It’s been really great seeing people’s reports coming in from all over the Internet about this Saturday night’s occultation of Aldebaran by the moon. I wasn’t going to be sure I’d see it, myself. The weather hasn’t cooperated this winter, and after a long day of my daughter and me not seeing each other’s perspective on things, I was tired. I don’t have a photo of it, but here’s a photo of that part of the sky on another night.
I don’t have a lot of followers here, but I’ve enjoyed reading other people’s posts and websites, and it’s been great sort of piecing together a map of where people were watching from. People farther south than I am saw Aldebaran vanish farther toward the moon’s south.
My wife, who is really only an astronomy fan through me, humored me Saturday. With the kids in bed, we poured the beer, and moved into the living room, where we have a huge and gorgeous western view, out over the hills across the river. This time of year, with the trees still bare, and the bright stars of winter far into the west by mid-evening, it’s a great place to watch the sky. Even on a regular night, without the moon occulting one of my favorite stars, I love standing there, with the lights down and a thick stout in hand, looking out at the dark. It reminds me of the scenes of Darth Vader staring out at the under-construction Death Star, only without all the all general annoyance and ill will. I felt lucky to be able to hide from the cold and still see the show. This time, the clouds even cooperated.
I live pretty close to the graze line, which was effectively the northern limit of the occultation. Anyone along that line would have seen Aldebaran blink on and off a few times as it was hidden by the moon’s mountains and cliffs, and then revealed by its valleys. North of that line, “what occultation?” I wonder how maybe people decided to spend their night traveling around to get closer and see it happen; lots, I hope. As we watched, with simple, quiet conversation about Girl Scout Cookies (Samoas, man, Samoas), and the lights down, the moon slid along the eastern edge of the Hyades and inched closer.
By about 10:45 with the setting moon’s terminator, the line, from our point of view, that separates the moon’s day from its night, tilted to about 45 degrees from northwest to southeast, Aldebaran looked to be not just near the moon, but among it, part of it, within it. The shadows we could see as we passed the binoculars back and forth were amazing. I scanned the regolith for the small craters there that have my daughter’s and my first names, even though I knew I had just as much chance of seeing them as I did of seeing Armstrong’s first steps, or Cernan’s last.

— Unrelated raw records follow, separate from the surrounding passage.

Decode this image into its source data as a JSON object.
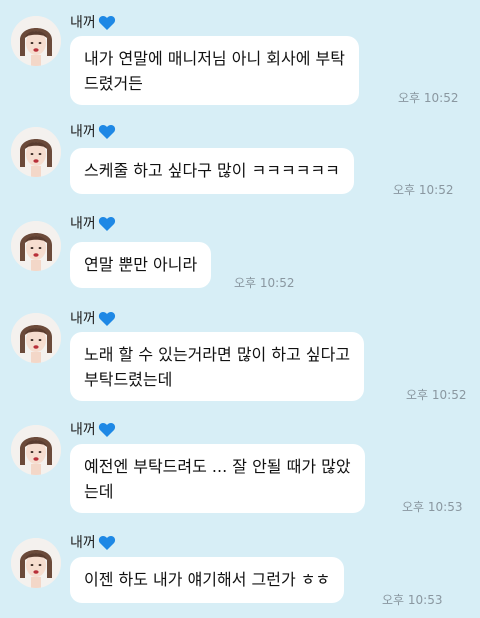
{
  "messages": [
    {
      "sender": "내꺼",
      "lines": [
        "내가 연말에 매니저님 아니 회사에 부탁",
        "드렸거든"
      ],
      "time": "오후 10:52"
    },
    {
      "sender": "내꺼",
      "lines": [
        "스케줄 하고 싶다구 많이 ㅋㅋㅋㅋㅋㅋ"
      ],
      "time": "오후 10:52"
    },
    {
      "sender": "내꺼",
      "lines": [
        "연말 뿐만 아니라"
      ],
      "time": "오후 10:52"
    },
    {
      "sender": "내꺼",
      "lines": [
        "노래 할 수 있는거라면 많이 하고 싶다고",
        "부탁드렸는데"
      ],
      "time": "오후 10:52"
    },
    {
      "sender": "내꺼",
      "lines": [
        "예전엔 부탁드려도 ... 잘 안될 때가 많았",
        "는데"
      ],
      "time": "오후 10:53"
    },
    {
      "sender": "내꺼",
      "lines": [
        "이젠 하도 내가 얘기해서 그런가 ㅎㅎ"
      ],
      "time": "오후 10:53"
    }
  ],
  "colors": {
    "background": "#d7eef6",
    "bubble": "#ffffff",
    "heart": "#1e88e5",
    "time": "#8a97a0"
  },
  "icons": {
    "heart": "blue-heart-emoji"
  }
}
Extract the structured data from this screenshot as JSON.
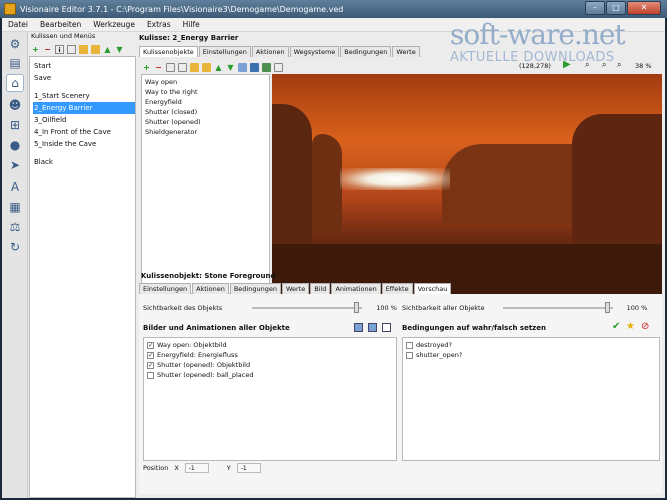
{
  "window": {
    "title": "Visionaire Editor 3.7.1 - C:\\Program Files\\Visionaire3\\Demogame\\Demogame.ved"
  },
  "menu": [
    "Datei",
    "Bearbeiten",
    "Werkzeuge",
    "Extras",
    "Hilfe"
  ],
  "scenes": {
    "header": "Kulissen und Menüs",
    "items": [
      "Start",
      "Save",
      "1_Start Scenery",
      "2_Energy Barrier",
      "3_Oilfield",
      "4_In Front of the Cave",
      "5_Inside the Cave",
      "Black"
    ],
    "selected": "2_Energy Barrier"
  },
  "kulisse": {
    "title": "Kulisse: 2_Energy Barrier",
    "tabs": [
      "Kulissenobjekte",
      "Einstellungen",
      "Aktionen",
      "Wegsysteme",
      "Bedingungen",
      "Werte"
    ],
    "active_tab": "Kulissenobjekte",
    "objects": [
      "Way open",
      "Way to the right",
      "Energyfield",
      "Shutter (closed)",
      "Shutter (opened)",
      "Shieldgenerator"
    ],
    "coords": "(128,278)",
    "zoom": "38 %"
  },
  "scene_object": {
    "title": "Kulissenobjekt: Stone Foreground",
    "tabs": [
      "Einstellungen",
      "Aktionen",
      "Bedingungen",
      "Werte",
      "Bild",
      "Animationen",
      "Effekte",
      "Vorschau"
    ],
    "active_tab": "Vorschau",
    "vis_objects_label": "Sichtbarkeit des Objekts",
    "vis_objects_value": "100 %",
    "vis_all_label": "Sichtbarkeit aller Objekte",
    "vis_all_value": "100 %",
    "images_title": "Bilder und Animationen aller Objekte",
    "images": [
      {
        "label": "Way open: Objektbild",
        "checked": true
      },
      {
        "label": "Energyfield: Energiefluss",
        "checked": true
      },
      {
        "label": "Shutter (opened): Objektbild",
        "checked": true
      },
      {
        "label": "Shutter (opened): ball_placed",
        "checked": false
      }
    ],
    "conditions_title": "Bedingungen auf wahr/falsch setzen",
    "conditions": [
      {
        "label": "destroyed?",
        "checked": false
      },
      {
        "label": "shutter_open?",
        "checked": false
      }
    ],
    "position_label": "Position",
    "x_label": "X",
    "x_value": "-1",
    "y_label": "Y",
    "y_value": "-1"
  },
  "watermark": {
    "brand": "soft-ware.net",
    "tagline": "AKTUELLE DOWNLOADS"
  },
  "colors": {
    "selection": "#3399ff",
    "accent": "#3d5a76"
  }
}
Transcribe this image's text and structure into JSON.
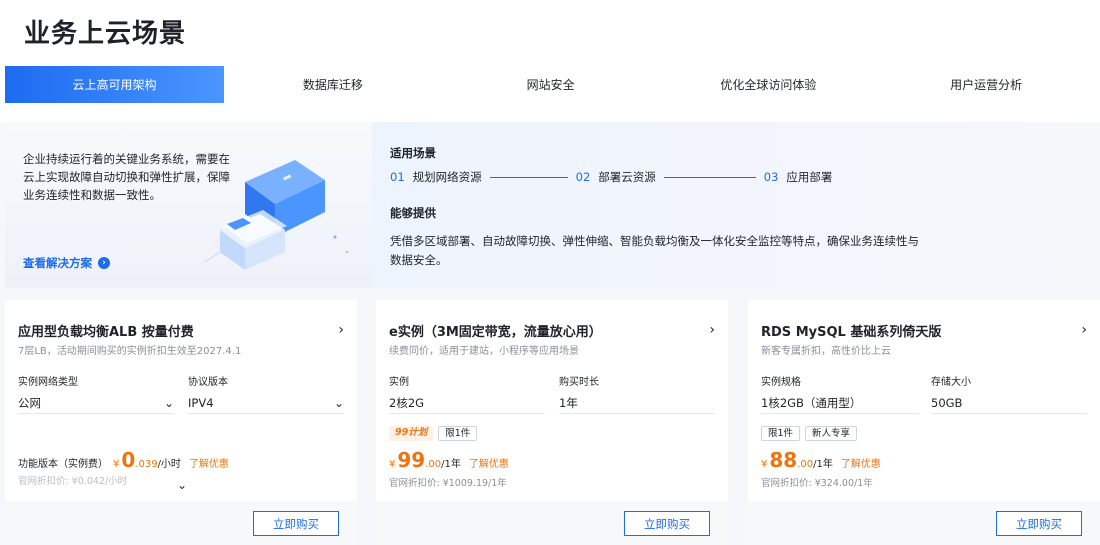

I don’t often look to the skies for answers, but I’m surprised at how often I find them there. The occulation wasn’t really happening. Nothing was changing. It was just my perspective on those two particular spots in the galaxy at that particular moment. An hour or so north, and it was just another night, with people looking for something to look at.
I tiptoed over toys and books into my daughter’s room, and managed to hold in a yelp when I stepped on a Lego. She was still awake, just enough, and we talked for a few minutes about the day. I told her I saw her perspective on things, and hoped, come tomorrow, she’d see mine. With a hug, she turned down my offer to come to the living room.
A few minutes later, just after the clock flipped to 11:10, a giant orange star, much bigger then our Sun, perhaps with planets and people all its own, vanished without a chirp. Neither the Pleiades, Orion, nor Castor or Pollux seemed troubled.
I hope you were able to see it, too.